A key part of Roddenberry’s vision was the idea that 24th century humans would have none of the foibles or personality flaws that people have had throughout recorded history. Only aliens would be allowed to have human failings. If a human character-especially a member of Starfleet-ever acted shifty, selfish, or even argumentative, it was a sure sign he was under the control of an alien brain worm.

Michael Piller called Gene’s rules of 24th century human behavior “Roddenberry’s Box” and he ran up against it on the very first episode he worked on as head of The Next Generation’s writing staff early in the show’s third year. A young aspiring writer named Ronald D. Moore (yes, the very same guy who went on to create the reimagined Battlestar Galactica) submitted a story called “The Bonding” where the mother of a young boy is killed on an away team mission and the boy bonds with a holodeck re-creation of her. Roddenberry flatly rejected it. “This doesn’t work” he insisted. “In the 24th century, no one grieves. Death is accepted as a part of life.”

In the end, Piller was able to save the story by reworking it so that benevolent aliens re-created an image of the boy’s dead mother and Captain Picard got to give them the “Death is a part of life” speech. “The Bonding” turned out to be a solid entry in the Star Trek canon. I’d be remiss, though, if I didn’t point out that later in the season there was an episode called “Hollow Pursuits” where a new crewman escapes into holodeck fantasies to deal with his social anxiety disorder, and our series regulars react to this by making fun of him behind his back like high-school jocks snickering at the awkward new kid. Strangely, there’s no record that Roddenberry had any problem with that script. So, according to Roddenberry’s Rules of Evolved 24th Century Conduct, grieving over your dead mother is not acceptable, but making fun of people who get nervous in social situations is perfectly all right. The future is easy!

Still, Mr. Piller began to view Roddenberry’s Box as a positive thing, believing that it prevented writers from falling back on familiar storytelling devices and forced them to be original. Also, he reasoned that Star Trek had been staying within Roddenberry’s Box since the 1960s and had proven to be successful, so obviously Gene was doing something right. Each of these lines of reasoning, I believe, is fatally flawed.

First of all, the huge run of success that prompted Paramount to bring Star Trek:The Next Generation into existence in the first place all happened before Roddenberry’s Box was even a thing. Watch the Original Series, which was produced before throngs of adoring fans convinced Roddenberry that he was a Visionary Prophet Who Could Do No Wrong. The regulars are all virtuous and generally free of the worst human flaws like bigotry or greed, but they’re not perfect.

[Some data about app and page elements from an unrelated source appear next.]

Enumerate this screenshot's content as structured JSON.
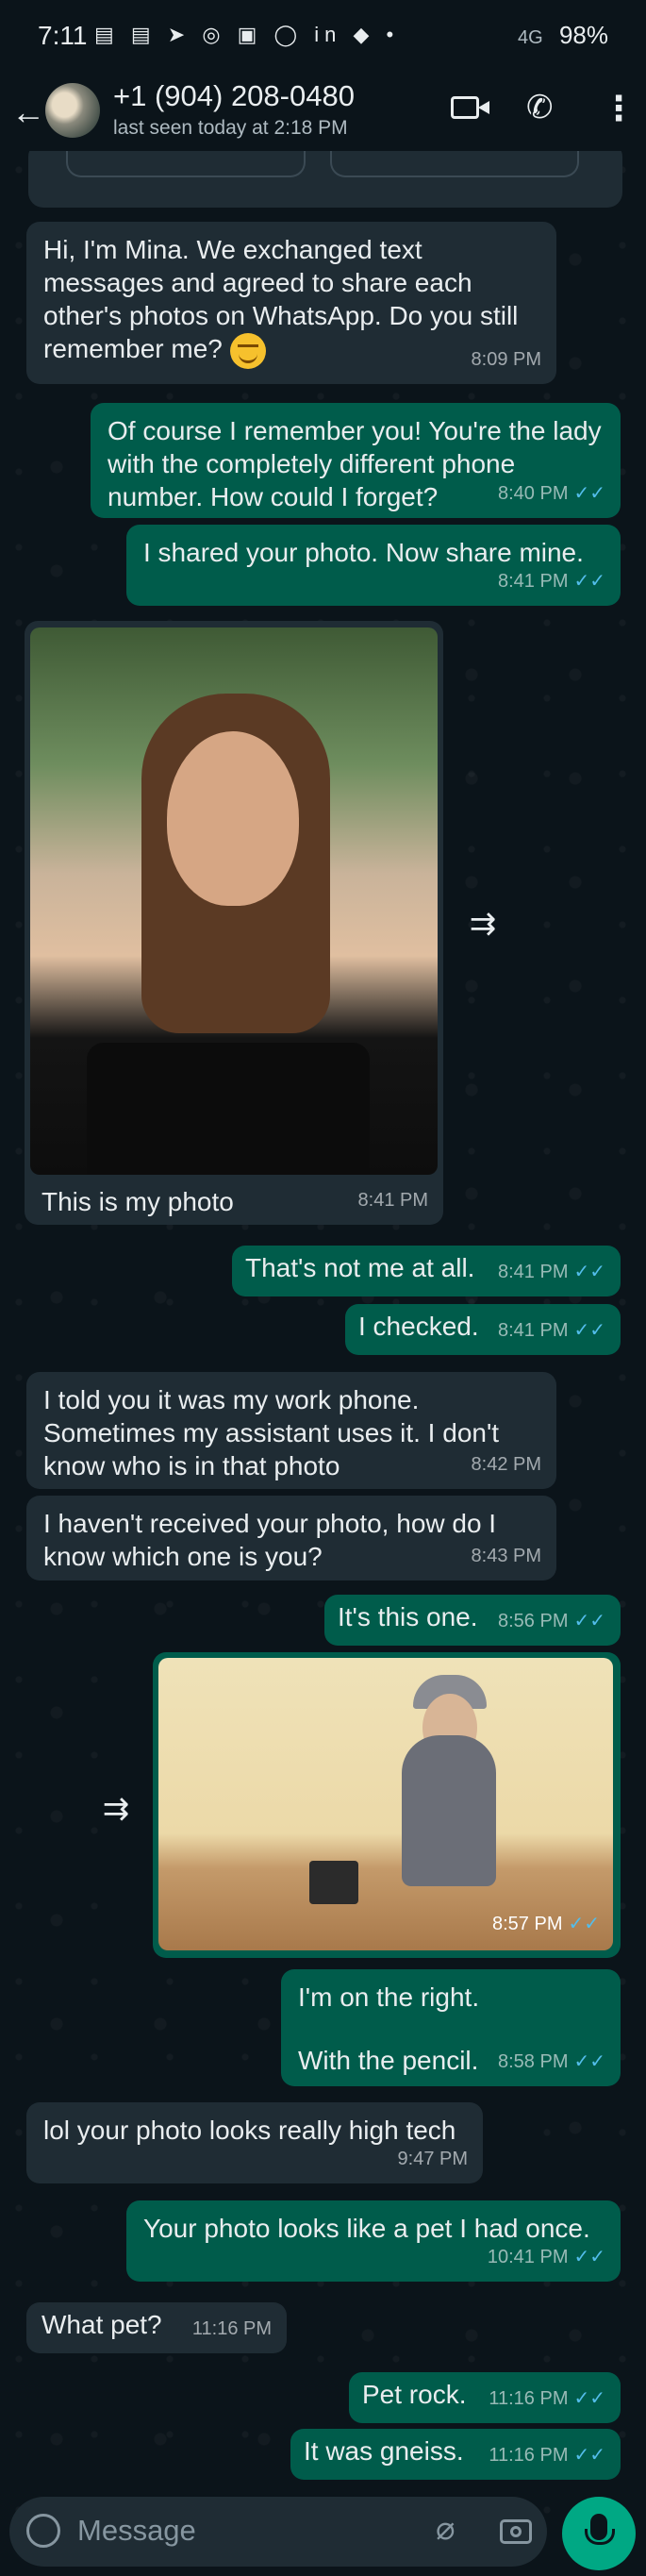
{
  "status_bar": {
    "time": "7:11",
    "notif_icons": "▤ ▤ ➤ ◎ ▣ ◯ in ◆ •",
    "signal": "4G",
    "battery": "98%"
  },
  "header": {
    "back_icon": "arrow-left",
    "name": "+1 (904) 208-0480",
    "status": "last seen today at 2:18 PM"
  },
  "messages": [
    {
      "dir": "in",
      "text": "Hi, I'm Mina. We exchanged text messages and agreed to share each other's photos on WhatsApp. Do you still remember me?",
      "emoji": "smiling-face",
      "time": "8:09 PM"
    },
    {
      "dir": "out",
      "text": "Of course I remember you!  You're the lady with the completely different phone number.  How could I forget?",
      "time": "8:40 PM"
    },
    {
      "dir": "out",
      "text": "I shared your photo.  Now share mine.",
      "time": "8:41 PM"
    },
    {
      "dir": "in",
      "type": "photo",
      "caption": "This is my photo",
      "time": "8:41 PM"
    },
    {
      "dir": "out",
      "text": "That's not me at all.",
      "time": "8:41 PM"
    },
    {
      "dir": "out",
      "text": "I checked.",
      "time": "8:41 PM"
    },
    {
      "dir": "in",
      "text": "I told you it was my work phone. Sometimes my assistant uses it. I don't know who is in that photo",
      "time": "8:42 PM"
    },
    {
      "dir": "in",
      "text": "I haven't received your photo, how do I know which one is you?",
      "time": "8:43 PM"
    },
    {
      "dir": "out",
      "text": "It's this one.",
      "time": "8:56 PM"
    },
    {
      "dir": "out",
      "type": "photo",
      "time": "8:57 PM"
    },
    {
      "dir": "out",
      "text_line1": "I'm on the right.",
      "text_line2": "With the pencil.",
      "time": "8:58 PM"
    },
    {
      "dir": "in",
      "text": "lol your photo looks really high tech",
      "time": "9:47 PM"
    },
    {
      "dir": "out",
      "text": "Your photo looks like a pet I had once.",
      "time": "10:41 PM"
    },
    {
      "dir": "in",
      "text": "What pet?",
      "time": "11:16 PM"
    },
    {
      "dir": "out",
      "text": "Pet rock.",
      "time": "11:16 PM"
    },
    {
      "dir": "out",
      "text": "It was gneiss.",
      "time": "11:16 PM"
    }
  ],
  "input": {
    "placeholder": "Message"
  },
  "icons": {
    "read": "✓✓",
    "forward": "forward-icon"
  },
  "colors": {
    "incoming": "#1f2c34",
    "outgoing": "#005c4b",
    "read_ticks": "#53bdeb",
    "mic_button": "#00a884"
  }
}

And the most successful films that came out before The Next Generation went into production were the Harve Bennett-produced Star Treks II, III, and IV over which Roddenberry had no control whatever. In fact, Gene often complained vociferously about how Bennett and his team failed to depict the idyllic 23rd century future he envisioned. The control that Gene did exert over the first film was seen as a big reason why it turned out to be a talky and ponderous bore, and the word in the Star Trek fan community is that Paramount tapped him to create The Next Generation only after Harve Bennett and Leonard Nimoy turned them down.

Secondly, there are no truly “original” stories. Humans have been writing fiction for thousands of years, and virtually every story that can be told has been told in some form. In some ways, writing fiction is like reaching into a big bag of Legos and building something new out of the preexisting pieces you find there. This is especially true when you’re writing for an established franchise like Star Trek. All Roddenberry’s Box did was take away the various types of human conflict that writers have been using for millennia as the building blocks of drama. To replace them, Star Trek’s writers were forced to come up with new, inferior building blocks that mostly involved technobabble and increasingly ludicrous sci-fi scenarios.

In my next post, I’ll talk about some of those ludicrous scenarios and technobabble, and the fun that results when entertainment executives completely misunderstand their audience. Stay tuned!